On Tuesday, December 17, the transitional government of Sudan agreed to cease hostilities in the States of Blue Nile and South Kordofan, in a deal reached with the Malik Agar-led faction of the armed rebel group, the Sudan People’s Liberation Movement-North (SPLM-N). The government also agreed to open corridors for the delivery of humanitarian aid to the populations of the two States.
The development comes as a welcome step towards accomplishing one of the most important tasks set before the transitional government – to put an end to the civil war ongoing in the two States since 2011, which has left over 1,500 dead and more than 500,000 people displaced.
Sudan Tribune reported that as per the agreement, a joint committee will be set up to study the needs of the affected population, identify the crossing points and specify the corridors through which humanitarian aid can be delivered.
The signatories also agreed on mechanisms to monitor compliance with the ceasefire in the Blue Nile and South Kordofan, which are largely under the control of SPLM-N Agar faction.
General Mohamed Hamdan Dagalo, one of the government’s sovereignty council members appointed by the former military junta, signed the agreement with Malik Agar in South Sudan’s capital city of Juba, where the peace negotiations have been ongoing.
Present at the signing ceremony were other members of the sovereignty council and members of the Sudanese Revolutionary Front (SRF), which is a coalition of different armed rebel groups in the country, along with representatives from the African Union (AU) and the Declaration of Freedom and Change Forces (DFCF).
The DFCF is an umbrella organization of left and centrist opposition political parties which came together to represent the protest movement in Sudan which after months in the streets deposed the former dictator Omar al-Bashir.
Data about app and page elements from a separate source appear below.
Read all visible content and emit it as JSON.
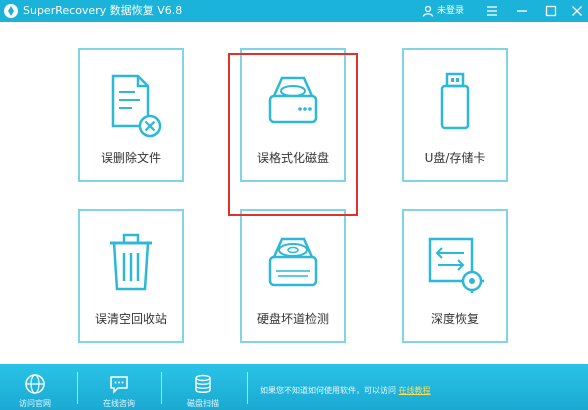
{
  "window": {
    "title": "SuperRecovery 数据恢复 V6.8",
    "login_label": "未登录",
    "controls": [
      "menu-icon",
      "minimize-icon",
      "maximize-icon",
      "close-icon"
    ],
    "accent_color": "#1bb3d9"
  },
  "cards": [
    {
      "label": "误删除文件",
      "icon": "deleted-file-icon"
    },
    {
      "label": "误格式化磁盘",
      "icon": "formatted-disk-icon",
      "highlighted": true
    },
    {
      "label": "U盘/存储卡",
      "icon": "usb-drive-icon"
    },
    {
      "label": "误清空回收站",
      "icon": "recycle-bin-icon"
    },
    {
      "label": "硬盘坏道检测",
      "icon": "bad-sector-disk-icon"
    },
    {
      "label": "深度恢复",
      "icon": "deep-recovery-icon"
    }
  ],
  "highlight_color": "#e0322d",
  "footer": {
    "items": [
      {
        "label": "访问官网",
        "icon": "globe-icon"
      },
      {
        "label": "在线咨询",
        "icon": "chat-icon"
      },
      {
        "label": "磁盘扫描",
        "icon": "database-icon"
      }
    ],
    "notice_text": "如果您不知道如何使用软件，可以访问",
    "notice_link": "在线教程"
  }
}
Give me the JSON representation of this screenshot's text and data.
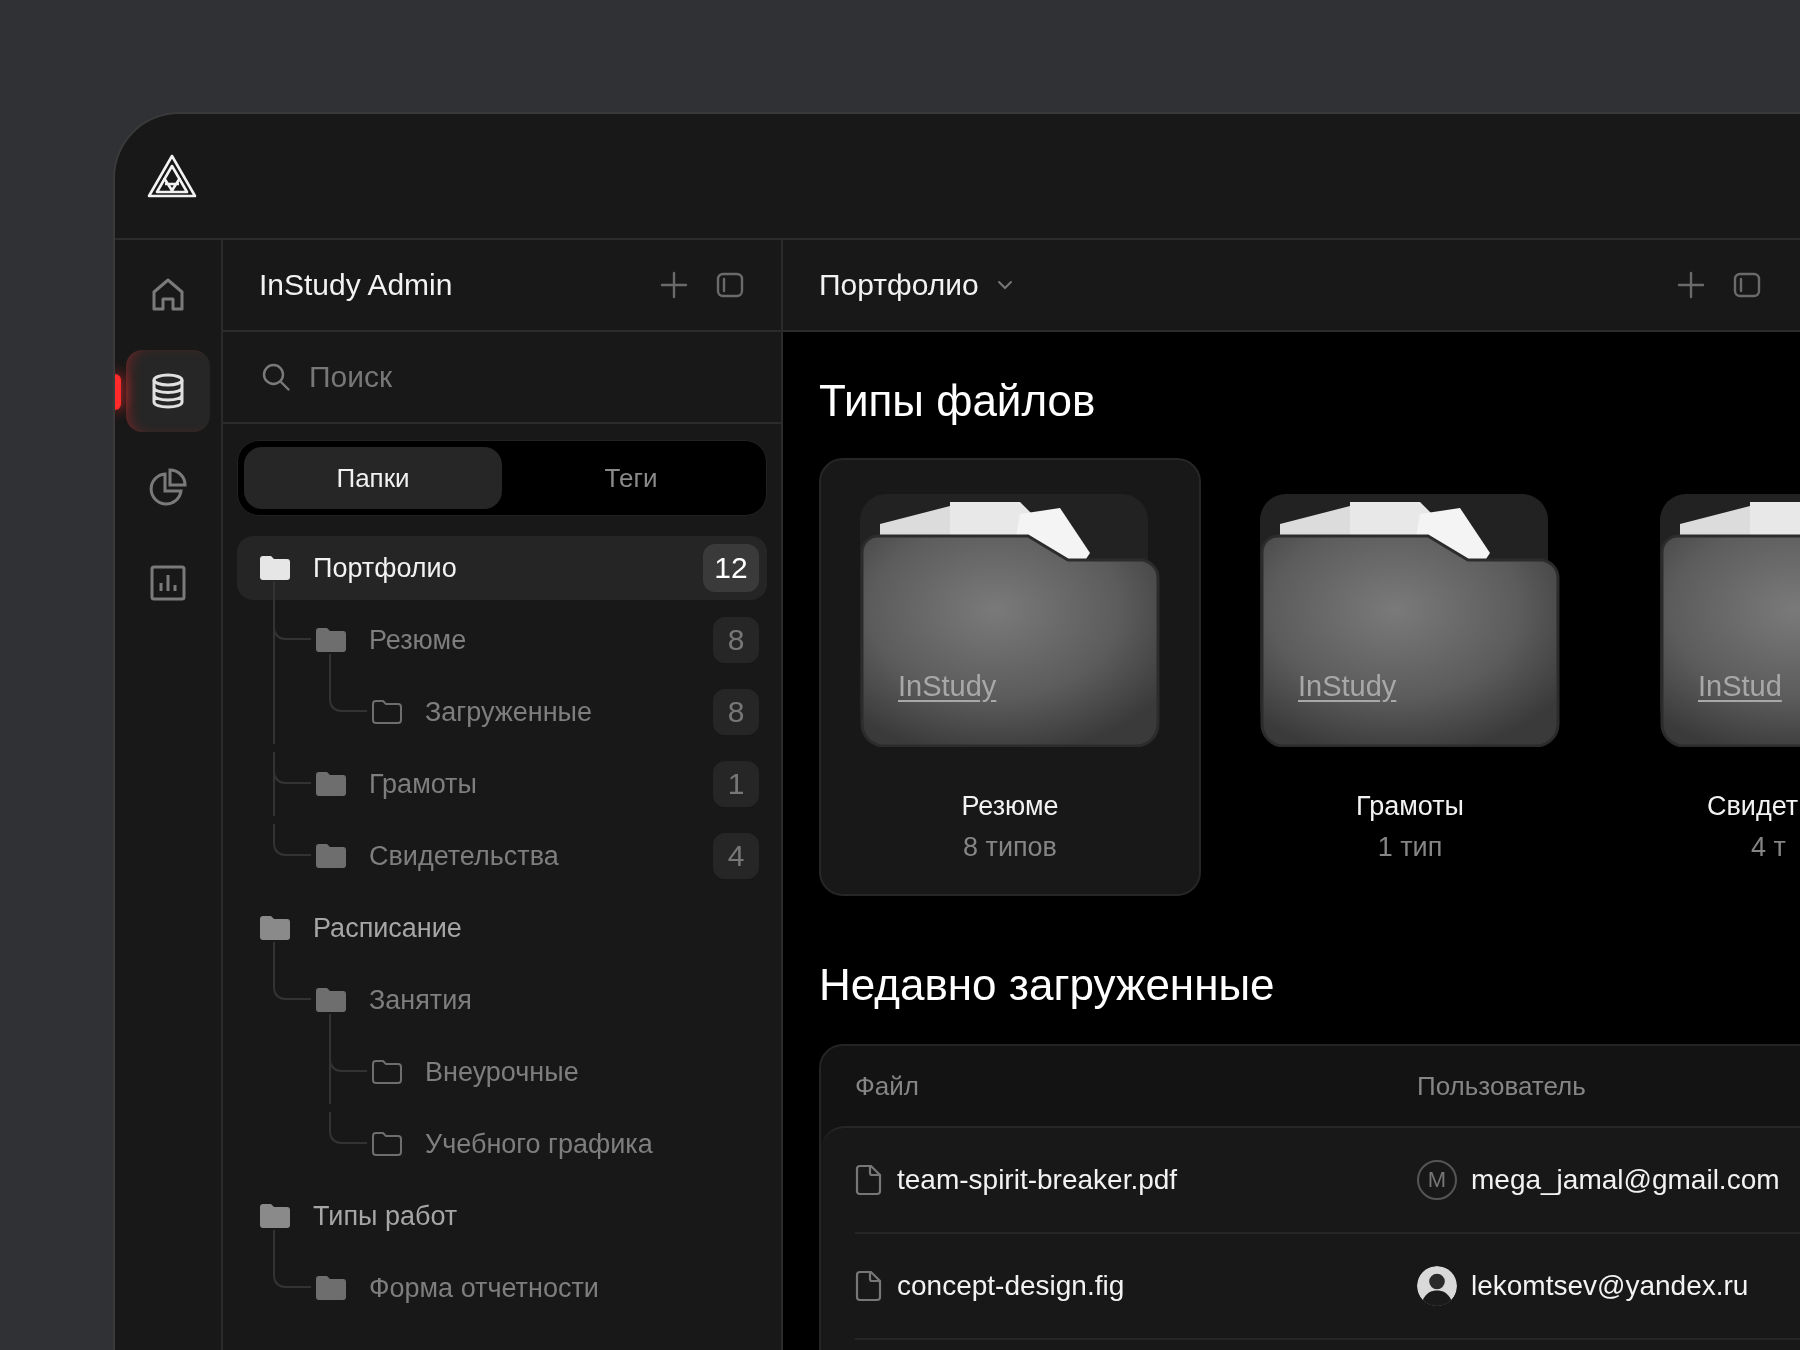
{
  "nav": [
    {
      "kind": "home",
      "selected": false
    },
    {
      "kind": "database",
      "selected": true
    },
    {
      "kind": "pie",
      "selected": false
    },
    {
      "kind": "bars",
      "selected": false
    }
  ],
  "sidebar": {
    "title": "InStudy Admin",
    "search": {
      "placeholder": "Поиск"
    },
    "tabs": [
      {
        "label": "Папки",
        "selected": true
      },
      {
        "label": "Теги",
        "selected": false
      }
    ],
    "tree": [
      {
        "label": "Портфолио",
        "count": "12",
        "kind": "filled",
        "selected": true,
        "children": [
          {
            "label": "Резюме",
            "count": "8",
            "kind": "filled",
            "selected": false,
            "children": [
              {
                "label": "Загруженные",
                "count": "8",
                "kind": "outline",
                "selected": false
              }
            ]
          },
          {
            "label": "Грамоты",
            "count": "1",
            "kind": "filled",
            "selected": false
          },
          {
            "label": "Свидетельства",
            "count": "4",
            "kind": "filled",
            "selected": false
          }
        ]
      },
      {
        "label": "Расписание",
        "kind": "filled",
        "selected": false,
        "children": [
          {
            "label": "Занятия",
            "kind": "filled",
            "selected": false,
            "children": [
              {
                "label": "Внеурочные",
                "kind": "outline",
                "selected": false
              },
              {
                "label": "Учебного графика",
                "kind": "outline",
                "selected": false
              }
            ]
          }
        ]
      },
      {
        "label": "Типы работ",
        "kind": "filled",
        "selected": false,
        "children": [
          {
            "label": "Форма отчетности",
            "kind": "filled",
            "selected": false
          }
        ]
      }
    ]
  },
  "main": {
    "title": "Портфолио",
    "section_title": "Типы файлов",
    "file_types": [
      {
        "name": "Резюме",
        "subtitle": "8 типов",
        "label": "InStudy",
        "selected": true
      },
      {
        "name": "Грамоты",
        "subtitle": "1 тип",
        "label": "InStudy",
        "selected": false
      },
      {
        "name": "Свидет",
        "subtitle": "4 т",
        "label": "InStud",
        "selected": false
      }
    ],
    "recent_title": "Недавно загруженные",
    "table": {
      "columns": [
        "Файл",
        "Пользователь"
      ],
      "rows": [
        {
          "file": "team-spirit-breaker.pdf",
          "user": "mega_jamal@gmail.com",
          "avatar": {
            "kind": "letter",
            "initial": "M"
          }
        },
        {
          "file": "concept-design.fig",
          "user": "lekomtsev@yandex.ru",
          "avatar": {
            "kind": "photo"
          }
        }
      ]
    }
  }
}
After al-Bashir was driven out they continued their struggle and forced the military junta, which had subsequently assumed power, to make way for a civilian-dominated transitional government.
The talks between the transitional government and the armed rebels were originally set to conclude by December 14. However, with considerable differences left to be resolved, the SRF and the transitional government agreed to extend the deadline to February 14, 2020.
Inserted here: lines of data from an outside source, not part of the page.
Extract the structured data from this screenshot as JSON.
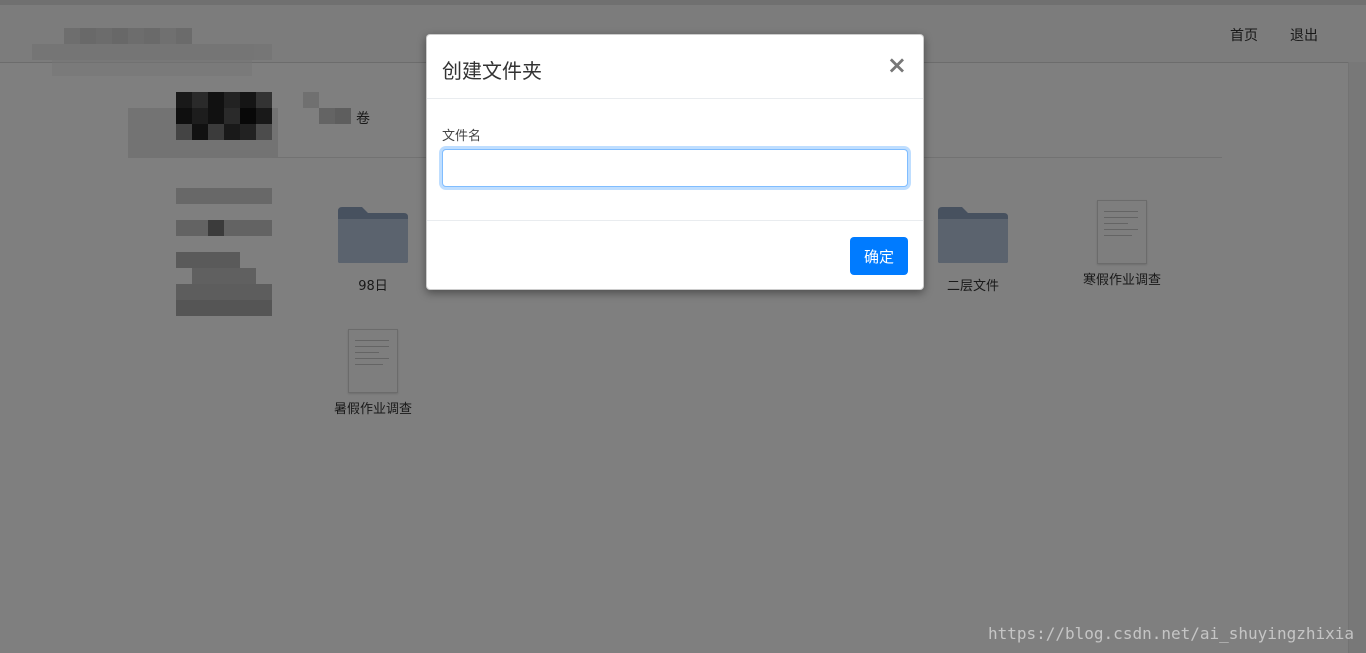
{
  "nav": {
    "home": "首页",
    "logout": "退出"
  },
  "breadcrumb": {
    "tail": "卷"
  },
  "files": [
    {
      "name": "98日",
      "kind": "folder"
    },
    {
      "name": "二层文件",
      "kind": "folder"
    },
    {
      "name": "寒假作业调查",
      "kind": "document"
    },
    {
      "name": "暑假作业调查",
      "kind": "document"
    }
  ],
  "modal": {
    "title": "创建文件夹",
    "close_glyph": "×",
    "field_label": "文件名",
    "field_value": "",
    "confirm_label": "确定"
  },
  "watermark": "https://blog.csdn.net/ai_shuyingzhixia",
  "colors": {
    "primary": "#007bff",
    "backdrop": "rgba(0,0,0,0.5)"
  }
}
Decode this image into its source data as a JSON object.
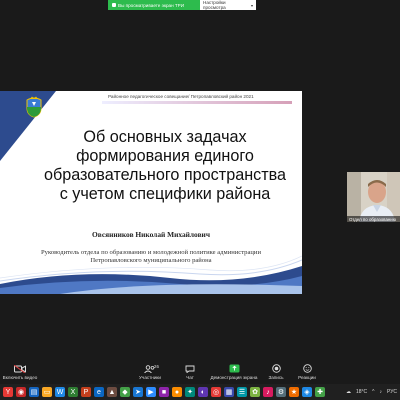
{
  "share_bar": {
    "status": "Вы просматриваете экран ТРИ",
    "settings": "Настройки просмотра"
  },
  "slide": {
    "caption": "Районное педагогическое совещание/ Петропавловский район 2021",
    "title": "Об основных задачах формирования единого образовательного пространства с учетом специфики района",
    "author": "Овсянников Николай Михайлович",
    "position": "Руководитель отдела по образованию и молодежной политике администрации Петропавловского муниципального района"
  },
  "speaker": {
    "name": "Отдел по образованию"
  },
  "toolbar": {
    "video_label": "Включить видео",
    "participants_label": "Участники",
    "participants_count": "26",
    "chat_label": "Чат",
    "share_label": "Демонстрация экрана",
    "record_label": "Запись",
    "reactions_label": "Реакции"
  },
  "taskbar": {
    "weather": "18°C",
    "lang": "РУС"
  },
  "colors": {
    "share_green": "#2dbb4d",
    "slide_blue": "#2d4b8e",
    "toolbar_bg": "#1a1a1a"
  }
}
As per the constitutional declaration of August 2019, the deadline for concluding the peace negotiations is February 21, 2020. The declaration specifically mandates the completion of the peace negotiations within six months of the establishment of the three-year long transitional government.
Malik Agar has expressed his confidence that the February 21 deadline will be met. However, agreement is still stuck on several substantial issues. For instance, the Agar faction of SPLM-N has demanded that all armed rebel factions be integrated into the Sudanese Armed Forces and intelligence services – a demand on which the transitional government is yet to specify a position.
The other key issue to be resolved with the armed groups is the demand of a secular state, a formal separation of state and religion. The previous government of Omar al-Bashir, who had come to power through a coup in 1989, had introduced Sharia law in the country, which was often used selectively to target political opponents.
While the transitional government which includes members appointed by the former military junta and the DFCF is in favor of separation, it claims that secularism must be affirmed as a principle only at the constitutional conference gathering which is expected to be held after the conclusion of the peace negotiations, and will include all political sections in Sudan, including the Islamists. The government claims that the affirming of secularism at such a constitutional conference will prevent the Islamists from later discarding the constitution.
SPLM-N Agar has agreed with the government’s position on this issue. However, the question of secularism has stalled negotiations with another SPLM-N faction led by Abdel Aziz al-Hilu who believe that secularism is one of the root causes of the conflict and therefore must be addressed in the peace talks.
El Jak Mahmoud, the spokesperson of the al-Hilu faction said in a statement on December 16, “The SPLM-N insists on negotiating all issues that constitute the root causes of the Sudanese problem without suspending or transferring any of them to the so-called constitutional conference as the realization of a just, comprehensive and sustainable peace is a strategic issue with an affordable bill that should be prioritized.”
The al-Hilu faction declared that if the transitional government agrees to the formal separation of state and religion without relegating the matter to the constitutional conference to be held sometime in the future, they are willing to drop the demand of right to self-determination as a principle which cannot be compromised on (the same demand which was the basis for their split from the SPLM-N). The demand will thus only remain as a negotiating point.
In the meantime, on the sidelines of the peace negotiations in Juba, on December 16, the heads of the two other armed factions which have been fighting in the civil war in the Darfur region, reached an agreement to coordinate their activities and eventually unify.
This agreement was signed by Minni Minnawi on behalf of his faction of Sudan Liberation Movement (SLM), and by Bakheit Dabajo on part of his faction of the Justice and Equality Movement (JEM).
The signatories said in a joint statement, “The two parties urge all the Sudanese armed and political forces to accelerate the pace to reach complete unity to achieve the slogan of the Revolution: Freedom, Peace and Justice.”